- Connect to CCPL
- Use Your Library
- How Do I?
- About CCPL
Explore the rich blue history of indigo with these CCPL programs
Item request has been placed! ×
Item request cannot be made. ×
CHARLESTON, S.C. - Indigo is an art, a science, and a significant part of Charleston’s local history. This summer, CCPL is offering a comprehensive series of indigo programs, including hands-on indigo dye classes, historical lectures and book discussions at several branches. While participation in multiple programs is optional, lectures and book discussions have been scheduled following many dye classes to allow time for materials to dry. All programs are free to attend, and patrons are invited to attend any combination of the programs.
What is indigo?
Indigo is among the oldest dyes to be used for textile dyeing and printing. Many Asian countries, such as India, China, and Japan, have used indigo as a dye for centuries. Indigo dye is an important dyestuff with a distinctive blue color. The natural dye comes from several species of plant, but nearly all indigo produced today is synthetic.

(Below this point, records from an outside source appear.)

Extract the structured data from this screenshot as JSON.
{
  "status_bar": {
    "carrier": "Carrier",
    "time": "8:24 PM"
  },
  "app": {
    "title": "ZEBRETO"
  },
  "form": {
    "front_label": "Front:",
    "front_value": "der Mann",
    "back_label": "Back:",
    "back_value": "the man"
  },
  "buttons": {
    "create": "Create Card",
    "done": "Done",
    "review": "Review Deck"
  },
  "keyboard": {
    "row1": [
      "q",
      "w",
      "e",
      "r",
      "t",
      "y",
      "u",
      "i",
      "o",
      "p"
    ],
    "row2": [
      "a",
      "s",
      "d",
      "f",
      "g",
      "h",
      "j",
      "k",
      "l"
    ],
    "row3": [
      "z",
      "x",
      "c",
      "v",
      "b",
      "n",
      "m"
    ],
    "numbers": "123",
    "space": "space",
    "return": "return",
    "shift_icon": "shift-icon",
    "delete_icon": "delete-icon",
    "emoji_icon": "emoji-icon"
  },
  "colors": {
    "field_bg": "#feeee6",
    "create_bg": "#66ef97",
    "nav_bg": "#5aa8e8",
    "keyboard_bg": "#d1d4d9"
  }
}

A variety of plants, including woad, have provided indigo throughout history, but most natural indigo is obtained from those in the genus Indigofera, which are native to the tropics.
Dye Class and Book Discussion
Participate in a hands‐on indigo dye class, followed by a discussion of “The Letterbook of Eliza Lucas Pinckney.” Those interested in learning more about indigo cultivation are also welcome to read “Red, White, and Black Make Blue” by Andrea Feeser. Participants will benefit from reading either book (or both!) prior to the discussion.
Dye Class and Screening of Presentation by Dr. Nic Butler
Participate in a hands-on indigo dye class, followed by a screening of Dr. Nic Butler’s presentation on the history of indigo. *Please note that the July 27 program only features the dye class, not the presentation.
Indigo in the Fabric of Early South Carolina
Presentation by Dr. Nic Butler
Indigo plants, prized for the vibrant blue dye they yield, formed an important part of South Carolina’s agricultural economy during our colonial era. Many historians point to Eliza Lucas Pinckney as the figure most responsible for introducing indigo to the Lowcountry around 1740, but the efforts of her contemporaries and the broader economic context of her work have received far less attention in recent years. Join CCPL’s historian, Dr. Nic Butler, for an illustrated overview of the historical context of indigo’s rise and fall in early South Carolina.
World of Indigo
Watch "Blue Alchemy: Stories of Indigo," an independent, feature-length documentary by Mary Lance about the history, culture, and revival of the blue dye. It’s also about remarkable people around the globe who are using indigo in projects intended to improve life in their communities, preserve cultural integrity, and bring beauty to the world..
After the film, join panelists from the International Center for Indigo Culture and the Gullah Geechee Cultural Heritage Corridor Commission to learn more about indigo cultivation around the world.